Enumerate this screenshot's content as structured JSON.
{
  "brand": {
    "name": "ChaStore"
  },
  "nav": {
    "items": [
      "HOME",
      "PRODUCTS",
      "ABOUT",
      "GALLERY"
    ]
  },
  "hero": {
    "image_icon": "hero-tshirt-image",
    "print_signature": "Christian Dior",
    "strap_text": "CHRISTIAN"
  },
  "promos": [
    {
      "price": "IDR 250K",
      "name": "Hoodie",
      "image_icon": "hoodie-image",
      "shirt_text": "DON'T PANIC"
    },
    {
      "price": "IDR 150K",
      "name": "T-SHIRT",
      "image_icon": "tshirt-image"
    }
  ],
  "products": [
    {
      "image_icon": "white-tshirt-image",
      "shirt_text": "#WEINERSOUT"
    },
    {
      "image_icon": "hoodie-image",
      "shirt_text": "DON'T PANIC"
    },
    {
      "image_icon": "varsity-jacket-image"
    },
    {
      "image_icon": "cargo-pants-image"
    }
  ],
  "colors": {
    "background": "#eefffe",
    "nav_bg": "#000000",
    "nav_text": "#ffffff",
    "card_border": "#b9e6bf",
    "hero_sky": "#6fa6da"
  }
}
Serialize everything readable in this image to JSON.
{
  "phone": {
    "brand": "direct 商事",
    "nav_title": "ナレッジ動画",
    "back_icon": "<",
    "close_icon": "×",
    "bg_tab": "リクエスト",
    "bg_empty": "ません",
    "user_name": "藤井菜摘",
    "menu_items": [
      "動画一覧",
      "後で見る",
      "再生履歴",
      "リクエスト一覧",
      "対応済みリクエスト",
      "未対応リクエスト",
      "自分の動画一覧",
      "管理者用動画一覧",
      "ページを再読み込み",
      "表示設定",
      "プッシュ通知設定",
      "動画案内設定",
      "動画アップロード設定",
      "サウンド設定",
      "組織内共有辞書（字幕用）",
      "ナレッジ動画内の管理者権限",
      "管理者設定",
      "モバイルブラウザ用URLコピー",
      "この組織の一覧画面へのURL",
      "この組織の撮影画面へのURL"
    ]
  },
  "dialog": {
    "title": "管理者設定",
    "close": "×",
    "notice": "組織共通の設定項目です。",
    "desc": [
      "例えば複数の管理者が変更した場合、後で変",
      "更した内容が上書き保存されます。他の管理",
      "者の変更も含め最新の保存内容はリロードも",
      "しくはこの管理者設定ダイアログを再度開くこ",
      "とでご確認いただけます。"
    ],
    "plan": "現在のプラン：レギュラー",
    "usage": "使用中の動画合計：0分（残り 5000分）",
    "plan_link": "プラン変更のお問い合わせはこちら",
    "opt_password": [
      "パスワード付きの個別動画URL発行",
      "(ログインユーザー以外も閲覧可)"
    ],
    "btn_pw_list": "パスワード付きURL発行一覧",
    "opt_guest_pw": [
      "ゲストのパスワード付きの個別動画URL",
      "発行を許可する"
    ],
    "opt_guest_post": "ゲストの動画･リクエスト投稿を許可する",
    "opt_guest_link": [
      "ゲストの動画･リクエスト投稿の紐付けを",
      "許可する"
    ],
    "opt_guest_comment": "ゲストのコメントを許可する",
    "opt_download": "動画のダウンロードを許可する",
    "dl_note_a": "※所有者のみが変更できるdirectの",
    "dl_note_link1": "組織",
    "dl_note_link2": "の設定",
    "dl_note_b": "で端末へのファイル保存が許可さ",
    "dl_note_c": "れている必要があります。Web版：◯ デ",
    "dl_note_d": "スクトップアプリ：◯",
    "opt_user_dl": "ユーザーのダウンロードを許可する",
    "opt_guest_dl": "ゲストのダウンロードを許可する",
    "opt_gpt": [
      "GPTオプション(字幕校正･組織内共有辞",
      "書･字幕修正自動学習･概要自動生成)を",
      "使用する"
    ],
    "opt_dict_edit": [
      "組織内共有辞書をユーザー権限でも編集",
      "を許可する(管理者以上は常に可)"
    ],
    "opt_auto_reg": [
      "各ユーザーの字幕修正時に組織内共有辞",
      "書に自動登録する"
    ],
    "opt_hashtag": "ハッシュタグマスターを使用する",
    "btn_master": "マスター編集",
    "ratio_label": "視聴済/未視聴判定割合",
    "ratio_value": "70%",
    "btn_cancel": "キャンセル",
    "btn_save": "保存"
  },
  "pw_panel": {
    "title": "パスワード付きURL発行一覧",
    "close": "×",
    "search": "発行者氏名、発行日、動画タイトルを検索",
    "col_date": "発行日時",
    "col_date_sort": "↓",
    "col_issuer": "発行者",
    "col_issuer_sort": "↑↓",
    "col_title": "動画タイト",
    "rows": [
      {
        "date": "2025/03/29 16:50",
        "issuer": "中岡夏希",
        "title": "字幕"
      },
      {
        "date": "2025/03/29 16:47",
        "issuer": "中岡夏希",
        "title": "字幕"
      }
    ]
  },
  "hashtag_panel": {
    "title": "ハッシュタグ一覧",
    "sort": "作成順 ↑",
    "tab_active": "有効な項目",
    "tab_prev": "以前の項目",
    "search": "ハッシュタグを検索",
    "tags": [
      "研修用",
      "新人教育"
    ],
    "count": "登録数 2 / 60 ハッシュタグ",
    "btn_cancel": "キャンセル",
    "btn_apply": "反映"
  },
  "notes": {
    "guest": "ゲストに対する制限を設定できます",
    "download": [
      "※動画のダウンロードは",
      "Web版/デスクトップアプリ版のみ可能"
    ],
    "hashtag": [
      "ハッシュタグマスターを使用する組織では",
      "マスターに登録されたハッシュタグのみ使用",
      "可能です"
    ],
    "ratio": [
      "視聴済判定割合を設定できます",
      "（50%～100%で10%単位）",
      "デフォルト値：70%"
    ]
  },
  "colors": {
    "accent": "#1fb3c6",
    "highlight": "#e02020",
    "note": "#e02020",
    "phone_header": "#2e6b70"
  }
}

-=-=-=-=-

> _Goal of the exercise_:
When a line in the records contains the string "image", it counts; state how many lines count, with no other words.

> _Solution to this exercise_:
8